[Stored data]
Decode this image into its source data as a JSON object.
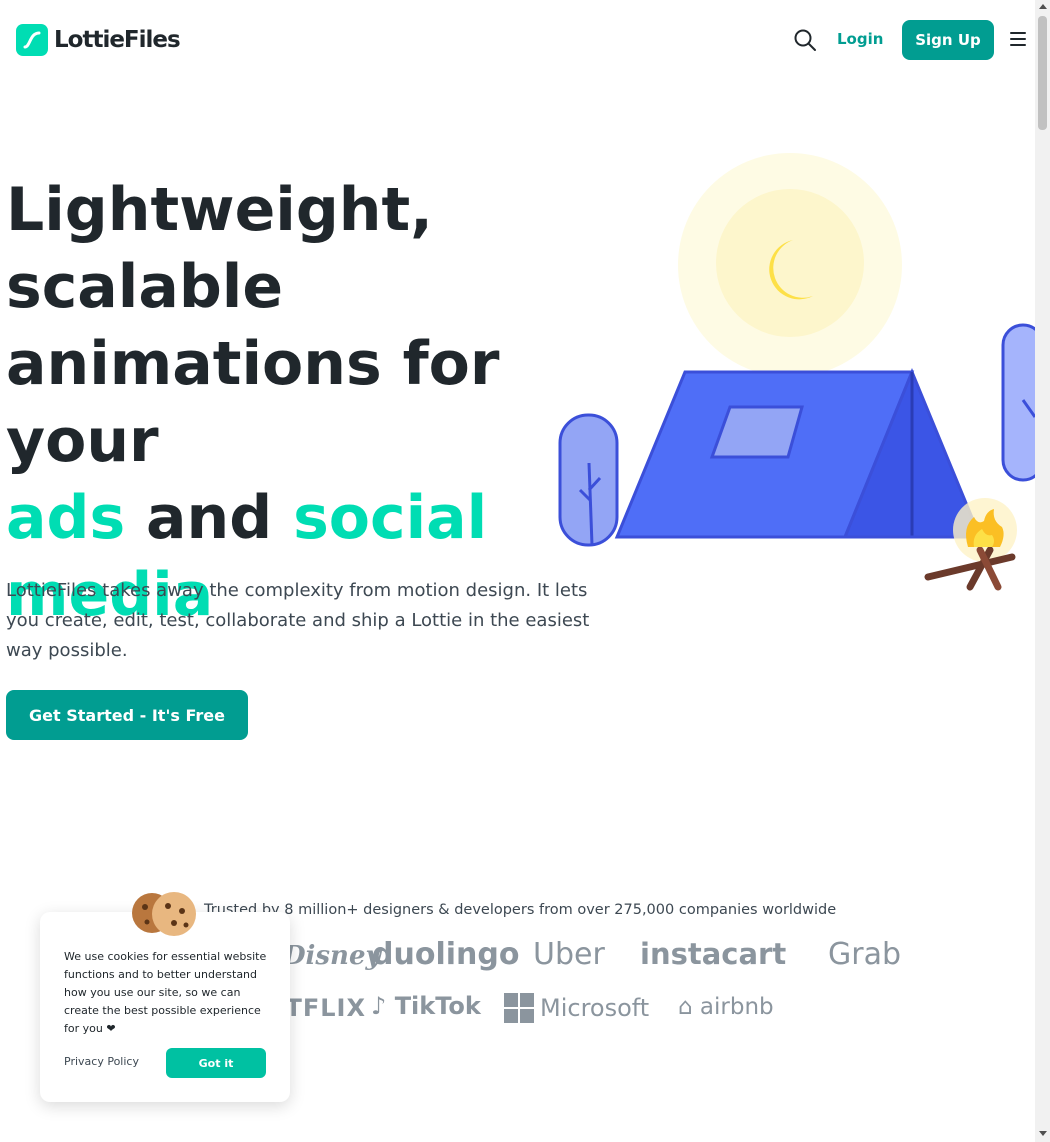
{
  "header": {
    "logo_text": "LottieFiles",
    "login_label": "Login",
    "signup_label": "Sign Up",
    "icons": [
      "lottiefiles-logo-icon",
      "search-icon",
      "hamburger-menu-icon"
    ]
  },
  "hero": {
    "title_line1": "Lightweight,",
    "title_line2": "scalable",
    "title_line3": "animations for your",
    "title_accent1": "ads",
    "title_and": "and",
    "title_accent2": "social",
    "title_accent3": "media",
    "subtitle": "LottieFiles takes away the complexity from motion design. It lets you create, edit, test, collaborate and ship a Lottie in the easiest way possible.",
    "cta_label": "Get Started - It's Free"
  },
  "trusted": {
    "text": "Trusted by 8 million+ designers & developers from over 275,000 companies worldwide",
    "brands_row1": [
      "Disney",
      "duolingo",
      "Uber",
      "instacart",
      "Grab"
    ],
    "brands_row2": [
      "NETFLIX",
      "TikTok",
      "Microsoft",
      "airbnb"
    ]
  },
  "cookie": {
    "text": "We use cookies for essential website functions and to better understand how you use our site, so we can create the best possible experience for you ❤",
    "privacy_label": "Privacy Policy",
    "accept_label": "Got it"
  },
  "colors": {
    "accent": "#00ddb3",
    "primary": "#019d91",
    "text": "#20272c"
  }
}
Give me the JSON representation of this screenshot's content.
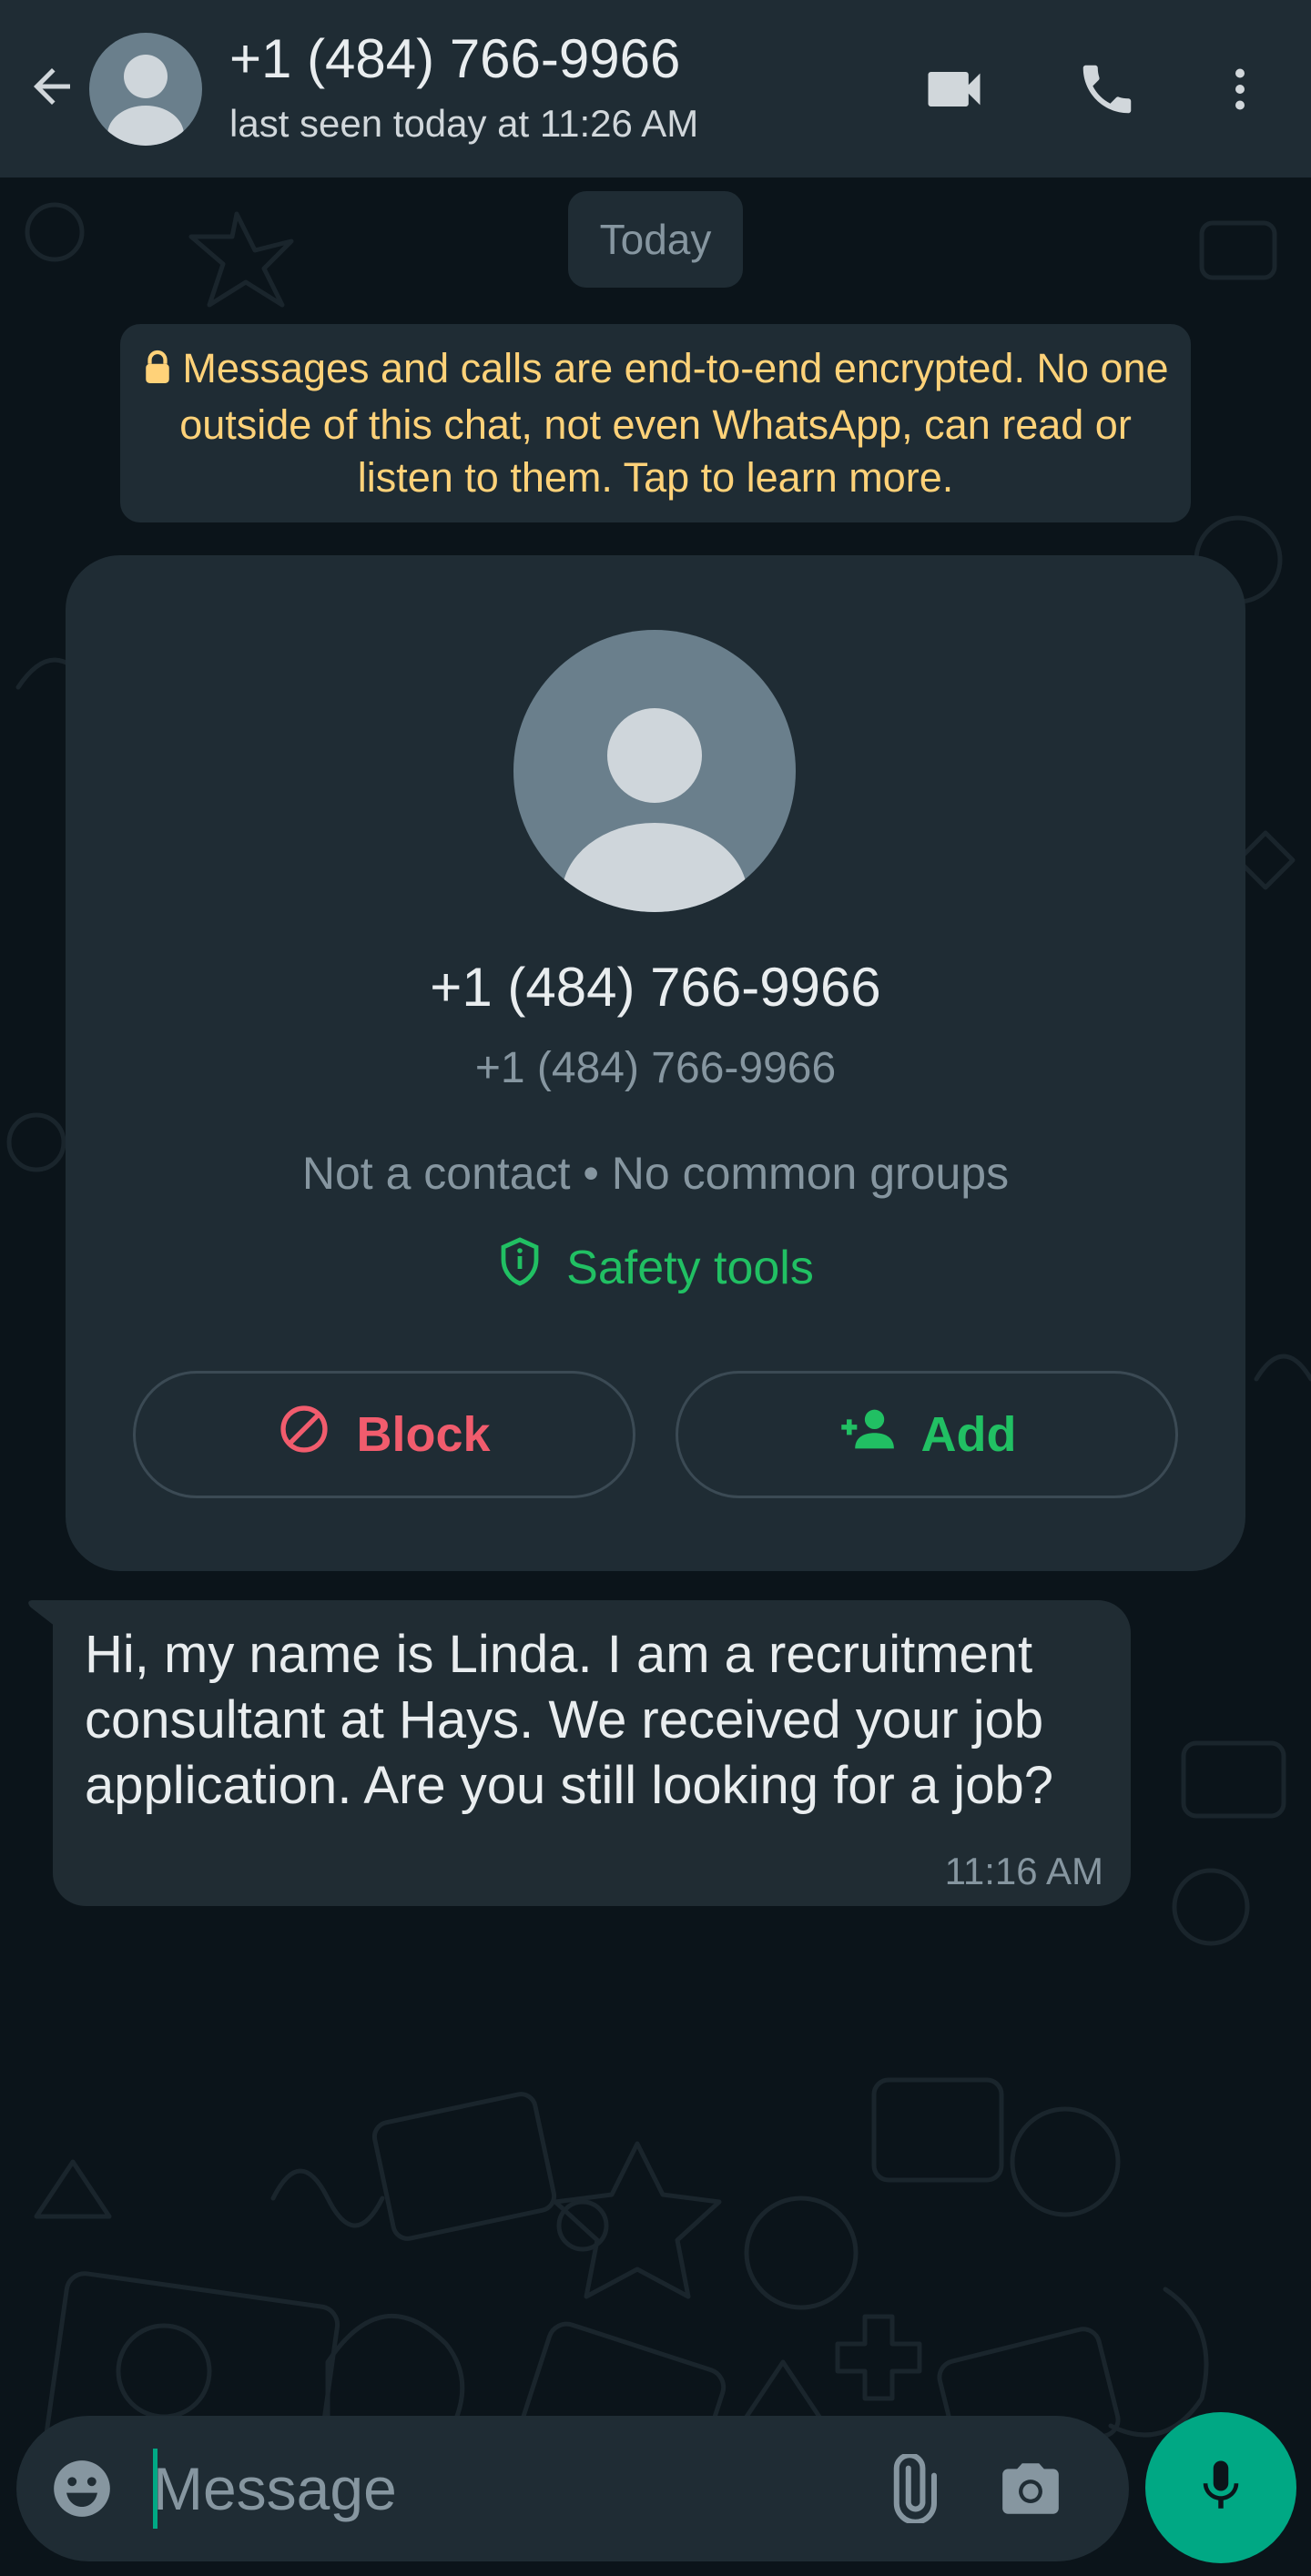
{
  "header": {
    "title": "+1 (484) 766-9966",
    "subtitle": "last seen today at 11:26 AM",
    "icons": [
      "back-arrow-icon",
      "avatar",
      "video-call-icon",
      "phone-call-icon",
      "more-vert-icon"
    ]
  },
  "chat": {
    "date_chip": "Today",
    "encryption_notice": "Messages and calls are end-to-end encrypted. No one outside of this chat, not even WhatsApp, can read or listen to them. Tap to learn more."
  },
  "contact_card": {
    "name": "+1 (484) 766-9966",
    "phone": "+1 (484) 766-9966",
    "info": "Not a contact • No common groups",
    "safety_tools_label": "Safety tools",
    "block_label": "Block",
    "add_label": "Add"
  },
  "messages": [
    {
      "text": "Hi, my name is Linda. I am a recruitment consultant at Hays. We received your job application. Are you still looking for a job?",
      "time": "11:16 AM",
      "direction": "incoming"
    }
  ],
  "composer": {
    "placeholder": "Message"
  },
  "colors": {
    "background": "#0b141a",
    "header": "#1f2c34",
    "bubble": "#202c33",
    "accent_green": "#00a884",
    "link_green": "#21c063",
    "danger_red": "#f15c6d",
    "notice_yellow": "#ffd279",
    "muted_text": "#8696a0"
  }
}
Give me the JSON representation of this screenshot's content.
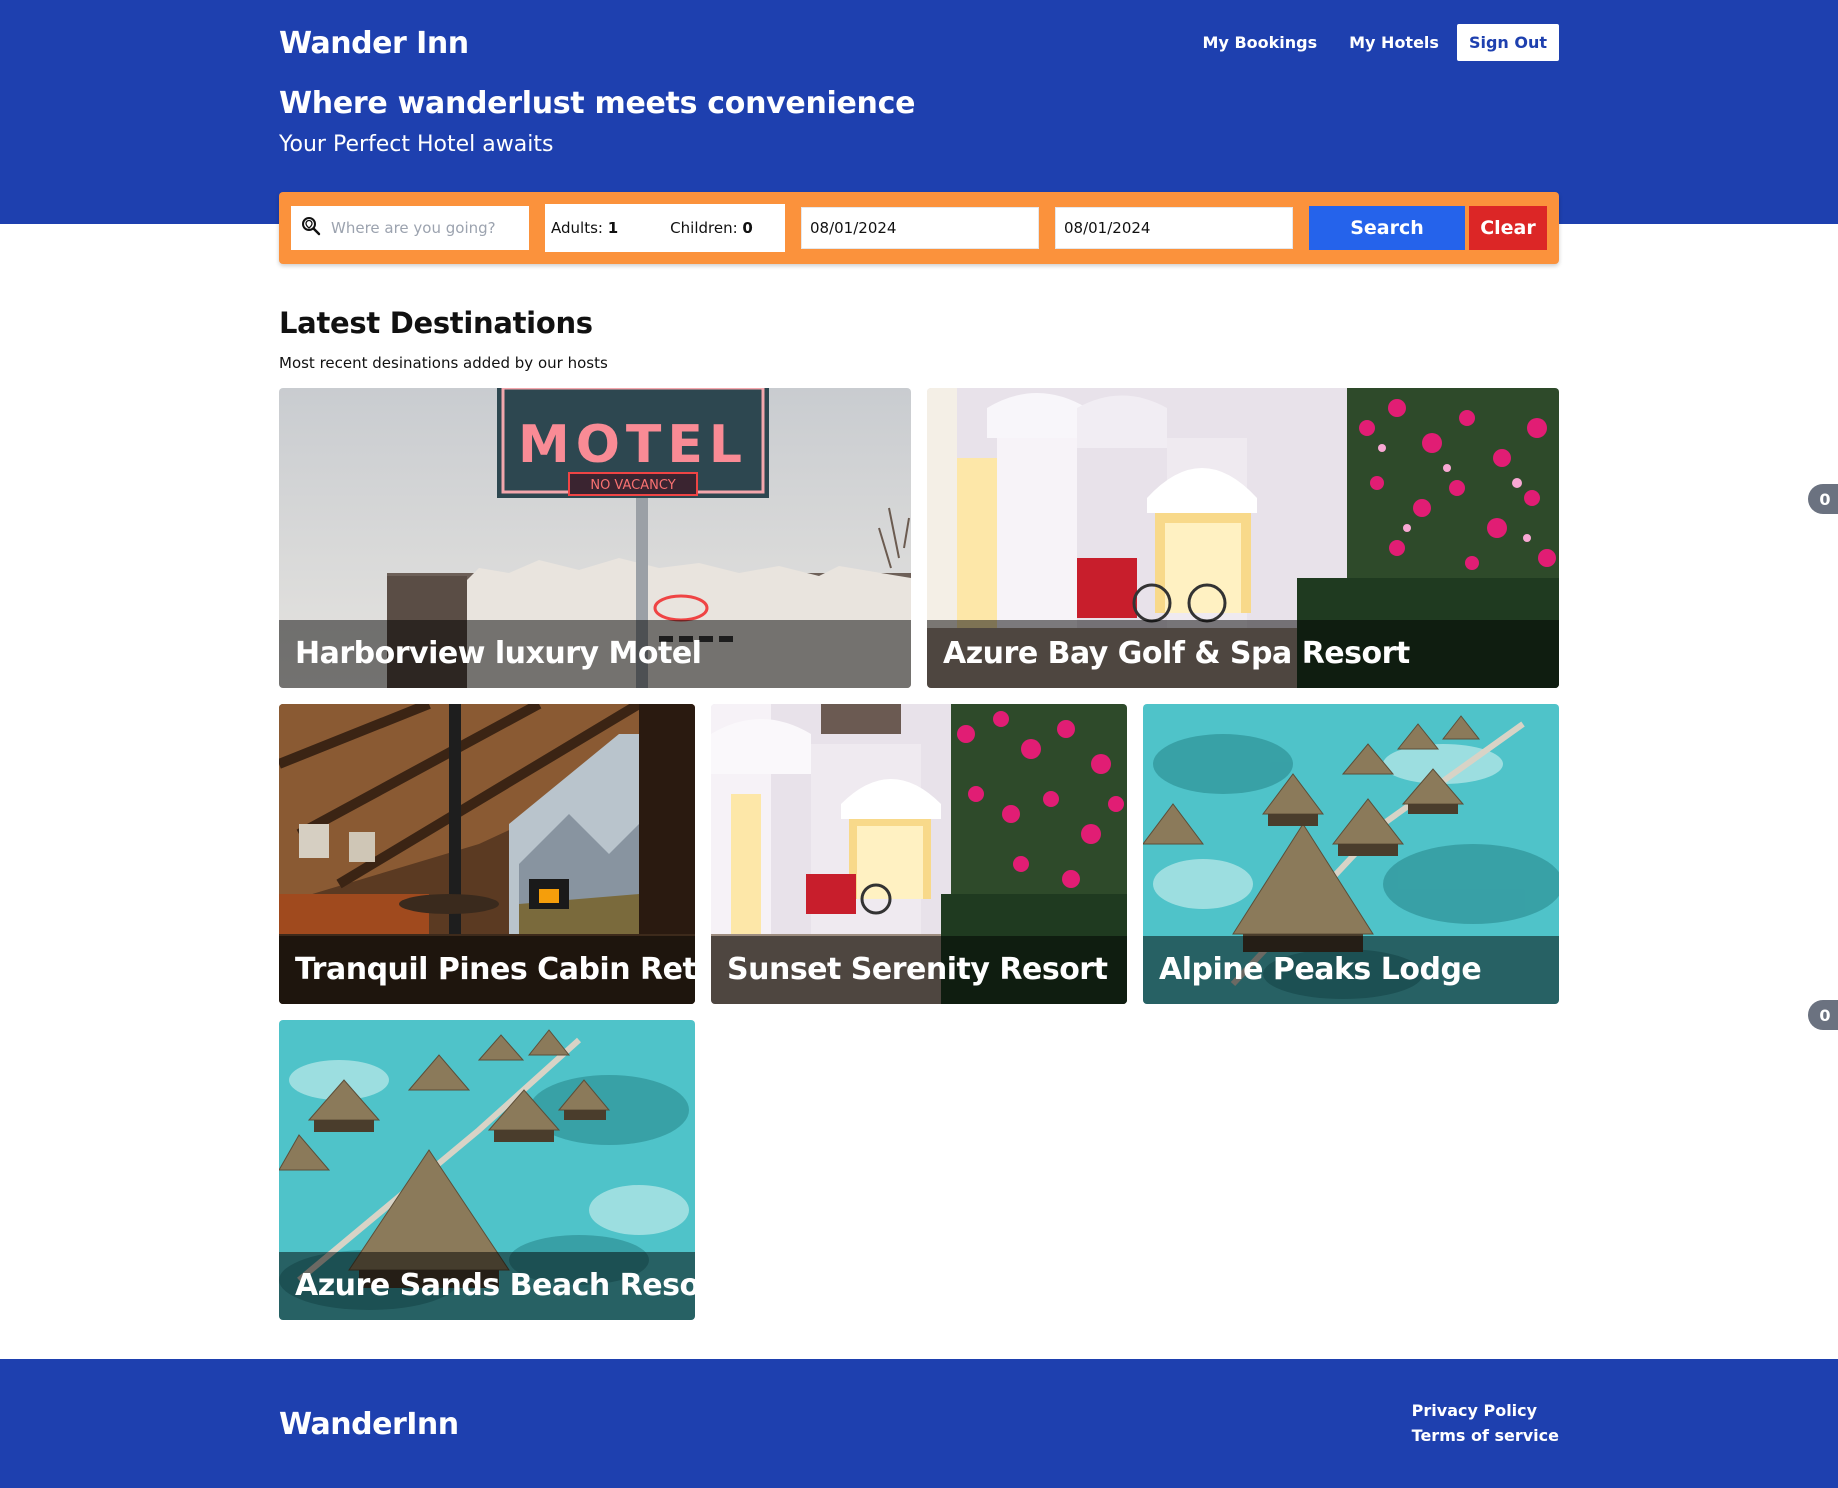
{
  "header": {
    "brand": "Wander Inn",
    "nav": {
      "my_bookings": "My Bookings",
      "my_hotels": "My Hotels",
      "sign_out": "Sign Out"
    },
    "tagline": "Where wanderlust meets convenience",
    "subline": "Your Perfect Hotel awaits"
  },
  "search": {
    "destination_placeholder": "Where are you going?",
    "destination_value": "",
    "adults_label": "Adults:",
    "adults_value": "1",
    "children_label": "Children:",
    "children_value": "0",
    "check_in": "08/01/2024",
    "check_out": "08/01/2024",
    "search_label": "Search",
    "clear_label": "Clear"
  },
  "section": {
    "title": "Latest Destinations",
    "subtitle": "Most recent desinations added by our hosts"
  },
  "destinations": [
    {
      "name": "Harborview luxury Motel",
      "image": "motel-neon-sign"
    },
    {
      "name": "Azure Bay Golf & Spa Resort",
      "image": "white-resort-flowers"
    },
    {
      "name": "Tranquil Pines Cabin Retreat",
      "image": "cabin-interior"
    },
    {
      "name": "Sunset Serenity Resort",
      "image": "white-resort-flowers"
    },
    {
      "name": "Alpine Peaks Lodge",
      "image": "overwater-bungalows"
    },
    {
      "name": "Azure Sands Beach Resort",
      "image": "overwater-bungalows"
    }
  ],
  "footer": {
    "brand": "WanderInn",
    "privacy": "Privacy Policy",
    "terms": "Terms of service"
  },
  "side_badges": [
    "0",
    "0"
  ],
  "colors": {
    "primary": "#1e40af",
    "search_bar": "#fb923c",
    "search_button": "#2563eb",
    "clear_button": "#dc2626"
  }
}
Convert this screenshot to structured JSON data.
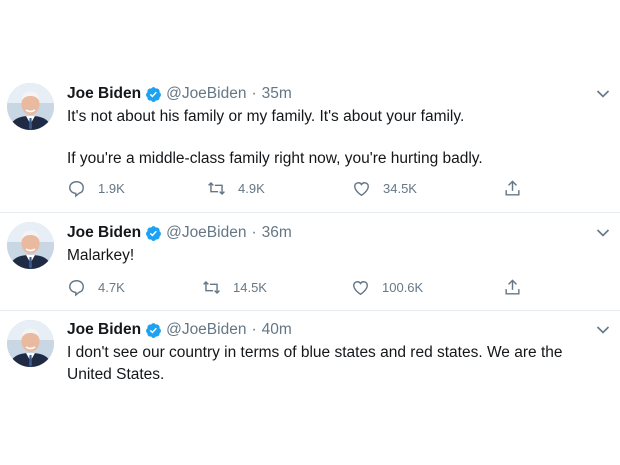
{
  "tweets": [
    {
      "name": "Joe Biden",
      "handle": "@JoeBiden",
      "dot": "·",
      "time": "35m",
      "paragraphs": [
        "It's not about his family or my family. It's about your family.",
        "If you're a middle-class family right now, you're hurting badly."
      ],
      "replies": "1.9K",
      "retweets": "4.9K",
      "likes": "34.5K"
    },
    {
      "name": "Joe Biden",
      "handle": "@JoeBiden",
      "dot": "·",
      "time": "36m",
      "paragraphs": [
        "Malarkey!"
      ],
      "replies": "4.7K",
      "retweets": "14.5K",
      "likes": "100.6K"
    },
    {
      "name": "Joe Biden",
      "handle": "@JoeBiden",
      "dot": "·",
      "time": "40m",
      "paragraphs": [
        "I don't see our country in terms of blue states and red states. We are the United States."
      ]
    }
  ],
  "icons": {
    "verified": "verified-badge-icon",
    "reply": "reply-icon",
    "retweet": "retweet-icon",
    "like": "heart-icon",
    "share": "share-icon",
    "more": "chevron-down-icon"
  },
  "colors": {
    "verified": "#1da1f2",
    "secondary": "#657786",
    "divider": "#e6ecf0"
  }
}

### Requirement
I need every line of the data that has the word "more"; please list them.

### Result
      "more-vert-icon"
    "encryption_notice": "Messages and calls are end-to-end encrypted. No one outside of this chat, not even WhatsApp, can read or listen to them. Tap to learn more."
    "more": "chevron-down-icon"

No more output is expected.